Hernias that enlarge over time
The second risk to watchful waiting is that an adult umbilical will typically get worse over time and the hole in the umbilical channel will get larger allowing more fatty tissue, and perhaps part of the intestines, to protrude. An adult umbilical hernia will never close itself on its own and will require surgery to repair it.
Umbilical hernia surgery can be complex depend on other factors, such as patient’s body habitus, size of the hernia, and if there is an incarcerated +/- strangulated bowel. The surgery is one of the more commonly performed surgeries but requires expertise to handle complex factors which are sometimes known prior to the procedure, but may also be found during the surgery.
Mesh versus No Mesh:
Use of mesh to reinforce and strengthen the repair is the standard of care, with few exceptions. Repairs with mesh have the lowest incidence of recurrent hernia and reinforce the closure area.
How is surgery done to repair an adult umbilical hernia?
Herniorrhaphy is the medical term for the surgical repair of a hernia. Hernioplasty is the surgical repair of a hernia with artificial surgical mesh to reinforce the weak area. In all hernia surgeries, general anesthesia is necessary to enable the surgeon to push back in the protrusion and suture it closed.
Open hernia repair:
The traditional “open technique” may be required if the surgeon cannot adequately see and manipulate the area with minimally invasive techniques. This may be due to anatomical differences including body size, scar tissue from previous surgeries, and other factors your surgeon will explain to you if it’s felt the open repair is indicated or very likely.

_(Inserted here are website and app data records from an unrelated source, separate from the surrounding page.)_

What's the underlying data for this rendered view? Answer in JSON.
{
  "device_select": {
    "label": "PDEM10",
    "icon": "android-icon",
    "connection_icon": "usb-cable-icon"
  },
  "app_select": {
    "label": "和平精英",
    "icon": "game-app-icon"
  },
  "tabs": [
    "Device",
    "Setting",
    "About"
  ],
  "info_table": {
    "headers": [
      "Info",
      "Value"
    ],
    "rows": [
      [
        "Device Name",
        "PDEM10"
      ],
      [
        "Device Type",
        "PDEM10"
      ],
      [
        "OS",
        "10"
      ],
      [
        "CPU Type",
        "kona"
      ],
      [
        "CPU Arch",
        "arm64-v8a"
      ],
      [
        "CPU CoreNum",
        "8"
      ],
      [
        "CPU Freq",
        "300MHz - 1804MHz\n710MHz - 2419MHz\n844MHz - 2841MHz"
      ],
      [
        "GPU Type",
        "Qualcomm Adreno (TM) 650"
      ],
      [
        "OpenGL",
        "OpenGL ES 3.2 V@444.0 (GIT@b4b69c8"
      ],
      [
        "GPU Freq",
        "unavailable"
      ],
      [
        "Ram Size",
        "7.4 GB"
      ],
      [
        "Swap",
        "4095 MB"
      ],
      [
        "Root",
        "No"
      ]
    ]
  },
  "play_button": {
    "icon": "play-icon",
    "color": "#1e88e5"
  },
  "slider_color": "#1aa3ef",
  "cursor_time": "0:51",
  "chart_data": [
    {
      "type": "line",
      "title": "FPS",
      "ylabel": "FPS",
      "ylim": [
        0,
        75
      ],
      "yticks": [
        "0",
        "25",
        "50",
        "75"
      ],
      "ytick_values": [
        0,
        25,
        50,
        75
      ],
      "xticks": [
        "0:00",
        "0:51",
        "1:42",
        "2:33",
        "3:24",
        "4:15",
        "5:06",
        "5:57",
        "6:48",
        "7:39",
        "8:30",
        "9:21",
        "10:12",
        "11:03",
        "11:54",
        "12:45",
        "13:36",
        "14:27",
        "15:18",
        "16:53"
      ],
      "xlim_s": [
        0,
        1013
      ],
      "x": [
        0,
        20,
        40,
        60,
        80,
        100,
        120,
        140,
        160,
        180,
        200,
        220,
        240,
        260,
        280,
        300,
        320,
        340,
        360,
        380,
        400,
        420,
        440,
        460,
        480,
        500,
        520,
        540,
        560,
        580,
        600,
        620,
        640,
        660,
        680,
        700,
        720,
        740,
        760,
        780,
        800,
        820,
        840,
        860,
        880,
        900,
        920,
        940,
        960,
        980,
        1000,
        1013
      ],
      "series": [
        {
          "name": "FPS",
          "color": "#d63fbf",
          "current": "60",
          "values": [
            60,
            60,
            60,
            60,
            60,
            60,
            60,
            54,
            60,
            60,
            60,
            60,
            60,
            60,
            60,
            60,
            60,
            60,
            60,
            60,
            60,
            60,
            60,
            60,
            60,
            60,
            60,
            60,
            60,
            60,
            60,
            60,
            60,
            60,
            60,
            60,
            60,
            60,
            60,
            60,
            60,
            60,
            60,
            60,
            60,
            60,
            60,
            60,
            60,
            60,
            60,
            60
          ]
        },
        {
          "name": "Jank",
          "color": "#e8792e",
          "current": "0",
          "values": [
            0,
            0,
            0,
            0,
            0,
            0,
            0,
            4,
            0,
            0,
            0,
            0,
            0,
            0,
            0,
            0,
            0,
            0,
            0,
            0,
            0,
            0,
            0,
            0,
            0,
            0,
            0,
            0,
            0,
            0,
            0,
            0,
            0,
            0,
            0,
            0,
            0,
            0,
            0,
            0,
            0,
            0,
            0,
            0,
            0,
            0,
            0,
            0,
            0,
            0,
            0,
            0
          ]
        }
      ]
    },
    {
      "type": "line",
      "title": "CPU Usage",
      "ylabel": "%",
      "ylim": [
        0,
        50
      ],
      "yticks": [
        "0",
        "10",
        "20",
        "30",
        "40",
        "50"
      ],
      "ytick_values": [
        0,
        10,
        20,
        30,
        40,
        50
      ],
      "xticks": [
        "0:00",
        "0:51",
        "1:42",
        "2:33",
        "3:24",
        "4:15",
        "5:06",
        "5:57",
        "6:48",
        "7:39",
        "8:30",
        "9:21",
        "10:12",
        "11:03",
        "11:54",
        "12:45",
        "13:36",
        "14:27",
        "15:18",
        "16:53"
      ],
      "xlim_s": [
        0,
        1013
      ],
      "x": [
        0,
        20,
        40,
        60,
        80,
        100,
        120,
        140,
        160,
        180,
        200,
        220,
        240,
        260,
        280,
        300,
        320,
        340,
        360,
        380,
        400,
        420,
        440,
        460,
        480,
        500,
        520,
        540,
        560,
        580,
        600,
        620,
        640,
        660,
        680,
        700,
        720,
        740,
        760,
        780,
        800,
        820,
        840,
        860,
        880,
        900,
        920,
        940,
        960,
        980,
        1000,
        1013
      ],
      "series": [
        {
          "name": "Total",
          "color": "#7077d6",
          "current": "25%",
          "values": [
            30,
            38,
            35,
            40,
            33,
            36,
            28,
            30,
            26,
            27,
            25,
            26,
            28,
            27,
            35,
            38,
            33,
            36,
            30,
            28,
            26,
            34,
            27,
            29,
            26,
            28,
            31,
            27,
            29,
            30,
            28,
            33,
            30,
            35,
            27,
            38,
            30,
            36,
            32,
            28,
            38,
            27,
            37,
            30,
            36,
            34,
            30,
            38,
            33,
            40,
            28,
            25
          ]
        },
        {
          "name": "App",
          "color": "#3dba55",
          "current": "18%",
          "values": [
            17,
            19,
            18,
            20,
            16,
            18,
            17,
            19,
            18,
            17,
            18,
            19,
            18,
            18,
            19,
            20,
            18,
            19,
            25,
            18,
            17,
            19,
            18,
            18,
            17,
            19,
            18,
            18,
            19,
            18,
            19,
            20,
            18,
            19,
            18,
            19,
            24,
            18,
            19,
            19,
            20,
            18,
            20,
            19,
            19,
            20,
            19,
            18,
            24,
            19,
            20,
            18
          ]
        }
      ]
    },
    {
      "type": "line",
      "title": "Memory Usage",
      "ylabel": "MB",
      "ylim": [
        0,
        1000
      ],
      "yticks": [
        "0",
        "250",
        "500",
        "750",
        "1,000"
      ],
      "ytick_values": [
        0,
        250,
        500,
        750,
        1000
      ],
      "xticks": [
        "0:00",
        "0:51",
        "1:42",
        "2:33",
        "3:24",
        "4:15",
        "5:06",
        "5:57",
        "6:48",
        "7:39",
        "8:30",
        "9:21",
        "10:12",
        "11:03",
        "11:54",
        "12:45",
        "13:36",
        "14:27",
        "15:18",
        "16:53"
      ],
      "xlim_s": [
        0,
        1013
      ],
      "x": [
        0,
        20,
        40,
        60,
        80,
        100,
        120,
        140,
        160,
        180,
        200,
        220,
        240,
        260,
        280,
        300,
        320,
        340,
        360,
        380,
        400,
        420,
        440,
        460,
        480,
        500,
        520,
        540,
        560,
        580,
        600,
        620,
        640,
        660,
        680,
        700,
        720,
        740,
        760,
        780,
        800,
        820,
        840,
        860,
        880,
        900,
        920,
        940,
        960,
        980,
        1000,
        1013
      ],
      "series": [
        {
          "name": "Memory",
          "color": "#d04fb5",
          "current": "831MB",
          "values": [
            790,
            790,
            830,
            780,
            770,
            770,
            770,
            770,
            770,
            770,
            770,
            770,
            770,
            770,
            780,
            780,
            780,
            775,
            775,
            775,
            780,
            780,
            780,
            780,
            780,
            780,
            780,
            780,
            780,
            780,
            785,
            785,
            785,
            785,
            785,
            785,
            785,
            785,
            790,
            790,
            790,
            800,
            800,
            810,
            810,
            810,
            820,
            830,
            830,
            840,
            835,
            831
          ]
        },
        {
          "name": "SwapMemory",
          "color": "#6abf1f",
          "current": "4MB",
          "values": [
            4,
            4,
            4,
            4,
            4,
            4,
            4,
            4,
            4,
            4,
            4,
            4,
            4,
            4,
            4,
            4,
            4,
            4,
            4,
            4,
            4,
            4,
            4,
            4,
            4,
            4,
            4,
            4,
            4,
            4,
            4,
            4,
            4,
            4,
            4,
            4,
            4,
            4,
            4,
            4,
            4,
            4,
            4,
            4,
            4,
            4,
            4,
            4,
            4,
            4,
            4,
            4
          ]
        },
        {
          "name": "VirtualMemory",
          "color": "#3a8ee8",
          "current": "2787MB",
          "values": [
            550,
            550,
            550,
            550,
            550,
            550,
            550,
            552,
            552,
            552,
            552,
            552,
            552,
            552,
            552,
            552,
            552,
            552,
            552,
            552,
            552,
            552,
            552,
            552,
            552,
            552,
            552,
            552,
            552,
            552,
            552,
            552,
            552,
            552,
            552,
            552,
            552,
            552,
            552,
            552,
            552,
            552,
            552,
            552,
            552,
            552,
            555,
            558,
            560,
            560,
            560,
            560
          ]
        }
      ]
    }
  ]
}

What to Expect After Hernia Repair
Every person will have their own response to surgery and rate of recovery, but we can address the most common experiences.
- Most people have some pain, bruising and swelling at the surgery site. Prescription-strength pain medication may be necessary the first 1 to 3 days, but by day 4 or so, over-the-counter pain medicine like Acetaminophen and Ibuprofen are sufficient.
- Activity – plan on being off of work or school for the first few days after surgery, getting around the house, eating, showering, and even light shopping are fine (don’t drive if taking prescription pain medicines!). Some people take a bit longer to recover from anesthesia, and prescription pain medicines have side effects that may limit your activity, but returning to light activity is encouraged.
- Weight restrictions – a key to proper healing that will result in the strongest repair is to avoid excessive lifting. Your surgeon will inform you of the specific weight restrictions based on your general health, abdominal wall strength, etc, but plan on lifting a maximum of 10 to 20 pounds for 6 weeks after surgery.
Laparoscopic hernia repair:
The hernia is repaired from the inside with mesh or sutures inserted through instruments placed through small incisions made in the abdomen.
After surgery, the patient can return home and later that afternoon is encouraged to get up and walk. However, no physical activity is recommended for at least a month to enable proper heating and to reduce the risk of a recurrence. The patient is restricted from lifting anything over 10 pounds for the first two weeks and nothing over 20 pounds for the second two weeks.
The first step is a hernia assessment
The best approach related to an adult umbilical hernia is to have an assessment with a general surgeon who specializes in hernia repair who can advise you on if you should use watchful waiting for your hernia, and the pros and cons of different surgical approaches.
Watchful waiting is not recommended unless it is a very small and asymptomatic umbilical hernia.
It’s important to select a surgeon who performs a large number of hernias because like anything else, practice makes perfect. The good news is that surgeons who specialize in hernia repair are typically able to perform surgery to correct an adult umbilical hernia in an outpatient setting where the patient is home later the same day and walking around. Pain and discomfort can often be managed with over-the-counter medications like Tylenol or Advil, but stronger pain medication is often provided for those who find greater discomfort.